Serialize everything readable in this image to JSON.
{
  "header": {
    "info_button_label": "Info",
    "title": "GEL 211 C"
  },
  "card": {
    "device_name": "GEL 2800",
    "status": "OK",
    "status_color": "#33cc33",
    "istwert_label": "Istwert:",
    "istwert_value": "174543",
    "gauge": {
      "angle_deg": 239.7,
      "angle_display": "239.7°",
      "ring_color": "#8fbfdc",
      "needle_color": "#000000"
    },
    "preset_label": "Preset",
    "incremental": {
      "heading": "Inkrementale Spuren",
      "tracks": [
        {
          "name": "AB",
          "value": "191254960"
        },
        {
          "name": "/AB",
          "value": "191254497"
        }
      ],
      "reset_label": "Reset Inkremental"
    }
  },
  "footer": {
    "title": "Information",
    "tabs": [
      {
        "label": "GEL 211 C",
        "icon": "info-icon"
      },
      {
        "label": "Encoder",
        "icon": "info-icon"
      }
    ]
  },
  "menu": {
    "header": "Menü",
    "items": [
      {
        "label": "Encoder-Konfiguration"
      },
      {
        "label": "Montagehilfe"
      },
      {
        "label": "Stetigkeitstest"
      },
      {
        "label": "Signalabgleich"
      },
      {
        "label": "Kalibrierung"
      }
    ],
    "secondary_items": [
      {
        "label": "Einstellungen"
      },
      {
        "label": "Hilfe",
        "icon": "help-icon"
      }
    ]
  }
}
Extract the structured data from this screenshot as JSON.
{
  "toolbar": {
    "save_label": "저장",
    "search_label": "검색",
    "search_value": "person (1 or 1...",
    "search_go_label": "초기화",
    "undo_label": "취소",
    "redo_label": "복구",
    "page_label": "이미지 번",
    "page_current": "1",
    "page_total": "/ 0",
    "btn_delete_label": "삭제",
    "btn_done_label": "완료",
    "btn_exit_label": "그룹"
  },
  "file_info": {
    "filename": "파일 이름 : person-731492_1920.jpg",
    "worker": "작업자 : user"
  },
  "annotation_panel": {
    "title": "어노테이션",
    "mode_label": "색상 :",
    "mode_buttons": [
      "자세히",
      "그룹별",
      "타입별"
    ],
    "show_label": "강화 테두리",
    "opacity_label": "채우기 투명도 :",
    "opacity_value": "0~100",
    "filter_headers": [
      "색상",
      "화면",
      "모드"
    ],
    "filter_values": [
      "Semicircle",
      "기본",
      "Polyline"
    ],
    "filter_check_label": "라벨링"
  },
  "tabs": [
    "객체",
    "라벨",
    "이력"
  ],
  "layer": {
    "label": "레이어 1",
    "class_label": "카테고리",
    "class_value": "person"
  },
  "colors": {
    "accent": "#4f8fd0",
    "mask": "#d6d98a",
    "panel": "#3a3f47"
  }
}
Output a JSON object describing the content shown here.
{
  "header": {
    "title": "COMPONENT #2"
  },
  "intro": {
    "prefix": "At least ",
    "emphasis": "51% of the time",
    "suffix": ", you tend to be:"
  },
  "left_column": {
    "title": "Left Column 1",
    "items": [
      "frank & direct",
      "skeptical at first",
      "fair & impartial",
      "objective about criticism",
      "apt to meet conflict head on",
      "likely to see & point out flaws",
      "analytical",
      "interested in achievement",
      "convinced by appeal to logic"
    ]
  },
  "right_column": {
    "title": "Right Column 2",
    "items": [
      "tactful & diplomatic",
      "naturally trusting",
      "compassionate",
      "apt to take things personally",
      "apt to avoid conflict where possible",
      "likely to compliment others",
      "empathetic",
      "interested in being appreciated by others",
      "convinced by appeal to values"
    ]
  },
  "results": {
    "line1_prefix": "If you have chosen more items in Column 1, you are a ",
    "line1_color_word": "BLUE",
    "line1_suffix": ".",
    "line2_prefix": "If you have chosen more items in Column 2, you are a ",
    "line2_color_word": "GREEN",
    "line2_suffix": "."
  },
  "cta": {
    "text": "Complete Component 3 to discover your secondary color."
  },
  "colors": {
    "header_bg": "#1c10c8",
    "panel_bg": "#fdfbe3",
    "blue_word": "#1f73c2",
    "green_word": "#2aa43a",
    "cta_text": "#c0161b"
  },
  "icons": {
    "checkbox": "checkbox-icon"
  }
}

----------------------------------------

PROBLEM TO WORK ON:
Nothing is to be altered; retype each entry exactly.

THE COMPLETED TASK:
Serialize everything readable in this image to JSON.
{
  "header": {
    "info_button_label": "Info",
    "title": "GEL 211 C"
  },
  "card": {
    "device_name": "GEL 2800",
    "status": "OK",
    "status_color": "#33cc33",
    "istwert_label": "Istwert:",
    "istwert_value": "174543",
    "gauge": {
      "angle_deg": 239.7,
      "angle_display": "239.7°",
      "ring_color": "#8fbfdc",
      "needle_color": "#000000"
    },
    "preset_label": "Preset",
    "incremental": {
      "heading": "Inkrementale Spuren",
      "tracks": [
        {
          "name": "AB",
          "value": "191254960"
        },
        {
          "name": "/AB",
          "value": "191254497"
        }
      ],
      "reset_label": "Reset Inkremental"
    }
  },
  "footer": {
    "title": "Information",
    "tabs": [
      {
        "label": "GEL 211 C",
        "icon": "info-icon"
      },
      {
        "label": "Encoder",
        "icon": "info-icon"
      }
    ]
  },
  "menu": {
    "header": "Menü",
    "items": [
      {
        "label": "Encoder-Konfiguration"
      },
      {
        "label": "Montagehilfe"
      },
      {
        "label": "Stetigkeitstest"
      },
      {
        "label": "Signalabgleich"
      },
      {
        "label": "Kalibrierung"
      }
    ],
    "secondary_items": [
      {
        "label": "Einstellungen"
      },
      {
        "label": "Hilfe",
        "icon": "help-icon"
      }
    ]
  }
}
Extract the structured data from this screenshot as JSON.
{
  "toolbar": {
    "save_label": "저장",
    "search_label": "검색",
    "search_value": "person (1 or 1...",
    "search_go_label": "초기화",
    "undo_label": "취소",
    "redo_label": "복구",
    "page_label": "이미지 번",
    "page_current": "1",
    "page_total": "/ 0",
    "btn_delete_label": "삭제",
    "btn_done_label": "완료",
    "btn_exit_label": "그룹"
  },
  "file_info": {
    "filename": "파일 이름 : person-731492_1920.jpg",
    "worker": "작업자 : user"
  },
  "annotation_panel": {
    "title": "어노테이션",
    "mode_label": "색상 :",
    "mode_buttons": [
      "자세히",
      "그룹별",
      "타입별"
    ],
    "show_label": "강화 테두리",
    "opacity_label": "채우기 투명도 :",
    "opacity_value": "0~100",
    "filter_headers": [
      "색상",
      "화면",
      "모드"
    ],
    "filter_values": [
      "Semicircle",
      "기본",
      "Polyline"
    ],
    "filter_check_label": "라벨링"
  },
  "tabs": [
    "객체",
    "라벨",
    "이력"
  ],
  "layer": {
    "label": "레이어 1",
    "class_label": "카테고리",
    "class_value": "person"
  },
  "colors": {
    "accent": "#4f8fd0",
    "mask": "#d6d98a",
    "panel": "#3a3f47"
  }
}
Output a JSON object describing the content shown here.
{
  "header": {
    "title": "COMPONENT #2"
  },
  "intro": {
    "prefix": "At least ",
    "emphasis": "51% of the time",
    "suffix": ", you tend to be:"
  },
  "left_column": {
    "title": "Left Column 1",
    "items": [
      "frank & direct",
      "skeptical at first",
      "fair & impartial",
      "objective about criticism",
      "apt to meet conflict head on",
      "likely to see & point out flaws",
      "analytical",
      "interested in achievement",
      "convinced by appeal to logic"
    ]
  },
  "right_column": {
    "title": "Right Column 2",
    "items": [
      "tactful & diplomatic",
      "naturally trusting",
      "compassionate",
      "apt to take things personally",
      "apt to avoid conflict where possible",
      "likely to compliment others",
      "empathetic",
      "interested in being appreciated by others",
      "convinced by appeal to values"
    ]
  },
  "results": {
    "line1_prefix": "If you have chosen more items in Column 1, you are a ",
    "line1_color_word": "BLUE",
    "line1_suffix": ".",
    "line2_prefix": "If you have chosen more items in Column 2, you are a ",
    "line2_color_word": "GREEN",
    "line2_suffix": "."
  },
  "cta": {
    "text": "Complete Component 3 to discover your secondary color."
  },
  "colors": {
    "header_bg": "#1c10c8",
    "panel_bg": "#fdfbe3",
    "blue_word": "#1f73c2",
    "green_word": "#2aa43a",
    "cta_text": "#c0161b"
  },
  "icons": {
    "checkbox": "checkbox-icon"
  }
}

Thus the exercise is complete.